The Centre for Social Justice and Well-being in Education, Lancaster University, UK
This study examines how the political interruptions in Nigeria between 1970 to about 2003 altered policies, institutional norms, governance structures, and attitudes in the education sector. Particular attention is given from 1973 to 2003, a period after the civil war, when the Federal Government became fully involved in managing primary and secondary schools (taking over schools from missions and private owners) up to 2003 when the first successful democratic transition took place. Further disruptions to the country’s democracy have been experienced since then, and have continued to inform the political economy of education sector development.

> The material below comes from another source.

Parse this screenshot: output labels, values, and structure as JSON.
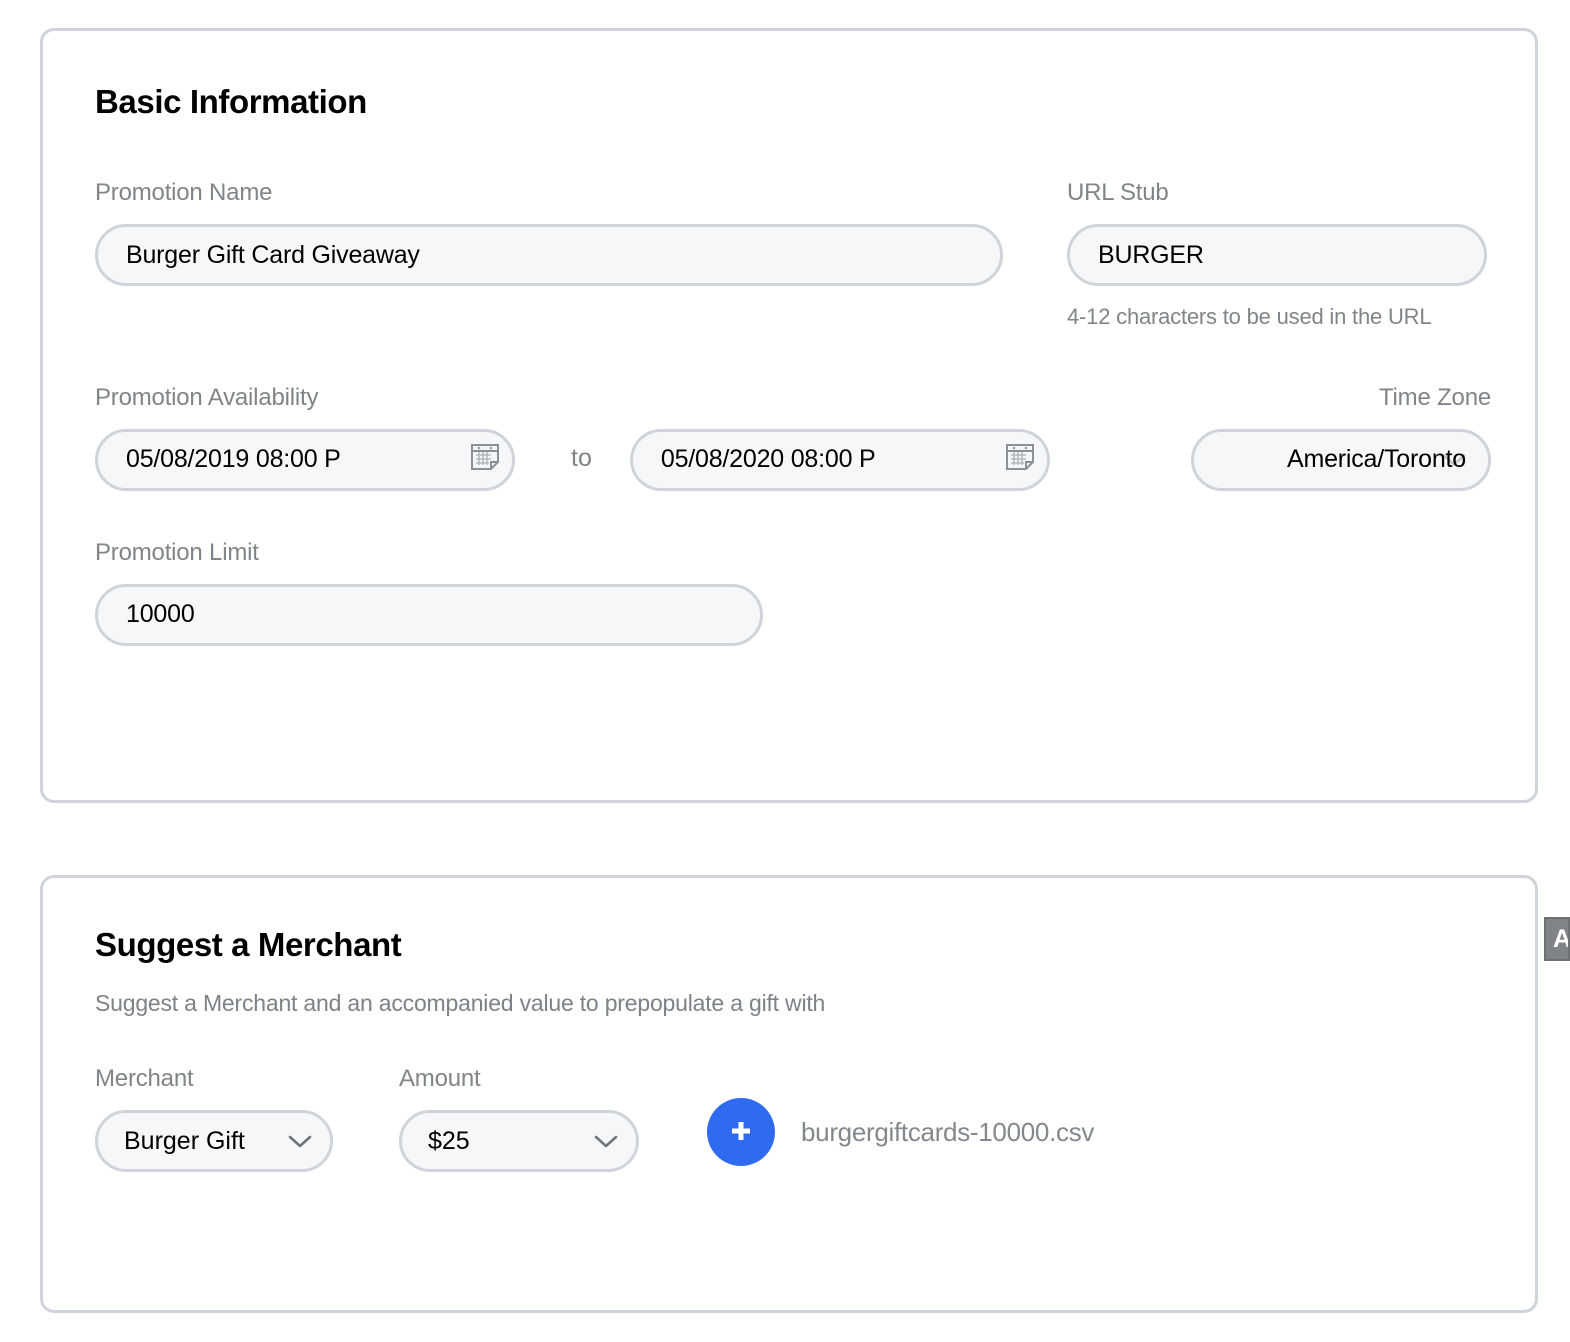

Ezegwu, C., Okoye, D. and Wantchekonpalo, L. 2023. Impacts of Political Breaks on Education Policies, Access and Quality in Nigeria (1970 – 2003). Research on Improving Systems of Education. PE08. https://doi.org/10.35489/BSG-RISE-2023/PE08